* Task prompt *
Check every line of the entries below for the word "time", and copy the ones that have it.

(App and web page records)
☆ ☆ ☆ ☆ ☆ ☆ ☆

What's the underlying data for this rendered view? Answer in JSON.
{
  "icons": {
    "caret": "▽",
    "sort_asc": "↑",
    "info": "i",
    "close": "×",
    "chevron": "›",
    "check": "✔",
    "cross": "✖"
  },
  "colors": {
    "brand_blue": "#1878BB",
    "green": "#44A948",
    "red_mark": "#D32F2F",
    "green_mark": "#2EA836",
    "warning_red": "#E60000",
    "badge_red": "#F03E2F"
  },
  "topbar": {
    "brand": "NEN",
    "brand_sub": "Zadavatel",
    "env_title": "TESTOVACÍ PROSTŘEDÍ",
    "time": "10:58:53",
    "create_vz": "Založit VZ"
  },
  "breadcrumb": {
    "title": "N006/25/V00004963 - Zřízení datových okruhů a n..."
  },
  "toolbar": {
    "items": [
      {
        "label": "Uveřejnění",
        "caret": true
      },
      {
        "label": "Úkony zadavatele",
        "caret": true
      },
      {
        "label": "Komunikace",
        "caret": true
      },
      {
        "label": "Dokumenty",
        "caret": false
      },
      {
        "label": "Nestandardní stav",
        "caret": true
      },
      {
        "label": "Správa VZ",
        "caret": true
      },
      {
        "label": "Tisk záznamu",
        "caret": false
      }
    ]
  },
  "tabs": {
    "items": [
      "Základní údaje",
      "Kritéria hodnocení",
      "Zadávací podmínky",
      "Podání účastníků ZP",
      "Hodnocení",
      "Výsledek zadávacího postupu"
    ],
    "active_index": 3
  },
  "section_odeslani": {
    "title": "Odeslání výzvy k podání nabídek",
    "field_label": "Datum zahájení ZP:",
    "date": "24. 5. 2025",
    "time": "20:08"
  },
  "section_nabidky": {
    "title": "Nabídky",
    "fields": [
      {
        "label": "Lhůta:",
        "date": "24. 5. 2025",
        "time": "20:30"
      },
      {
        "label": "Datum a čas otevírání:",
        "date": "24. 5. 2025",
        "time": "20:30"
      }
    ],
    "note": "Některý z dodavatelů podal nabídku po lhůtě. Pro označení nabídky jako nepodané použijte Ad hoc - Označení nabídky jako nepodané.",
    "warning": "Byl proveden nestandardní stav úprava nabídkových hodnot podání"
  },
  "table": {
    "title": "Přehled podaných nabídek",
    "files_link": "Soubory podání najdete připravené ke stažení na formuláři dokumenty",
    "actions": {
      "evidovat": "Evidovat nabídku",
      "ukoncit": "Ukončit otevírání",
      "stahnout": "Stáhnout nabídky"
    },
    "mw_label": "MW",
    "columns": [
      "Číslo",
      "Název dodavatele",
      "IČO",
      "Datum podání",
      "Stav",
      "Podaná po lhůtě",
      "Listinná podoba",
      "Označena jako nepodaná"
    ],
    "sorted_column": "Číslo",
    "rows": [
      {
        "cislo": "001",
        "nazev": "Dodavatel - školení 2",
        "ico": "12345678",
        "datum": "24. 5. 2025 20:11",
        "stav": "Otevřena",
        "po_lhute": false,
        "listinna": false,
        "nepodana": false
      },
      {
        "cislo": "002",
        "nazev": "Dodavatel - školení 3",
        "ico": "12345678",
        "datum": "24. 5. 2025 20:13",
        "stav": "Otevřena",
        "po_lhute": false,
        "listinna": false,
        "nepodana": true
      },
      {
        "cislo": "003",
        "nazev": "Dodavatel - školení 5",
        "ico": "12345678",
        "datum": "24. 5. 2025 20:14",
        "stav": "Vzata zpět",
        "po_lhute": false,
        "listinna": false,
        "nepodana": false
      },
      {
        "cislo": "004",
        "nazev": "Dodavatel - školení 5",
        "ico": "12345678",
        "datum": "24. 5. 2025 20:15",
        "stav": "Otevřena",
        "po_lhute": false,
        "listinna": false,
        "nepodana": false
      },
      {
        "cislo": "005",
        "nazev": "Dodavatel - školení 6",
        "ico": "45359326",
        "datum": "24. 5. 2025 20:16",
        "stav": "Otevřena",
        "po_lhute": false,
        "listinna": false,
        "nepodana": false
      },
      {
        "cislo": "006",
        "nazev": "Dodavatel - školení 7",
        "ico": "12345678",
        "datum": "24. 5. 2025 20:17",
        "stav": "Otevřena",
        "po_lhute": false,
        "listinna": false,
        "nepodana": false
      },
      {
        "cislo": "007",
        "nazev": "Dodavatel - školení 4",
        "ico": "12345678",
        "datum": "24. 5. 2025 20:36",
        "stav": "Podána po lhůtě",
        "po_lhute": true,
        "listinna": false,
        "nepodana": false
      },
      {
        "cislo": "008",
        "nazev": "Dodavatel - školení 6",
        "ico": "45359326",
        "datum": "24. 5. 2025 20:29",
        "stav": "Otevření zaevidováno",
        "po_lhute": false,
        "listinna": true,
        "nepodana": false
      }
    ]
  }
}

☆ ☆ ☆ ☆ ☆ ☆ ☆

* Answer area *
    "time": "10:58:53",
    "time": "20:08"
        "time": "20:30"
        "time": "20:30"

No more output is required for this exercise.